* Prompt
Please tally the lines below that contain the word "more" and reply with the total alone.
========
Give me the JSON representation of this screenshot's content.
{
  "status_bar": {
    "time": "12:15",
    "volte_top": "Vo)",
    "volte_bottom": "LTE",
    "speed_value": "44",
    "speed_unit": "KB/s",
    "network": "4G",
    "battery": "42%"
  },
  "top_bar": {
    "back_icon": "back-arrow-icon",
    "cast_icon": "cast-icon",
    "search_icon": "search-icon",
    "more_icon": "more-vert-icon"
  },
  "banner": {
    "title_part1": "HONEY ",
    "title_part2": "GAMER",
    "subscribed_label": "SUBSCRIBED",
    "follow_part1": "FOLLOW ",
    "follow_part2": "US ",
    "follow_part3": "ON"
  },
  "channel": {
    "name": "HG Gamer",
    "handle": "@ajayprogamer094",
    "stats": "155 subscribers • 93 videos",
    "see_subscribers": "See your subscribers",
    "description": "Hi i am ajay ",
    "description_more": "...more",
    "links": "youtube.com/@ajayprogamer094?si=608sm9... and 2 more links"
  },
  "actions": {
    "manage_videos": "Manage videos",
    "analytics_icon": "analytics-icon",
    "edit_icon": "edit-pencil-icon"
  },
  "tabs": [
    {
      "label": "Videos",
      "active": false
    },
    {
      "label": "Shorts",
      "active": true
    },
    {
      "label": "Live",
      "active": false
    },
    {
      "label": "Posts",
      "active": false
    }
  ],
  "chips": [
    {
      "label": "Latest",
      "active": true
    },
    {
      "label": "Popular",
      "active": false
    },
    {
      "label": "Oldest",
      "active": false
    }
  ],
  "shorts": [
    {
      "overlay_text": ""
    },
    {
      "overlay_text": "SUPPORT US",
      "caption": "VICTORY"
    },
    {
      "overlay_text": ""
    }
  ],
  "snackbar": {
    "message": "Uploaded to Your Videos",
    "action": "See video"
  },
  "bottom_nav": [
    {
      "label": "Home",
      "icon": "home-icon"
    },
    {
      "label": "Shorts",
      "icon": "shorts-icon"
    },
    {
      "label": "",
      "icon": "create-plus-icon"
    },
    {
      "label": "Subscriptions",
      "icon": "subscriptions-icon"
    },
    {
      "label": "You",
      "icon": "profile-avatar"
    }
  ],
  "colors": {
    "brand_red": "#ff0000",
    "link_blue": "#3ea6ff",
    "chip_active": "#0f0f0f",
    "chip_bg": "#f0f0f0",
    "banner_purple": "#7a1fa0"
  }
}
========
* Exercise output
3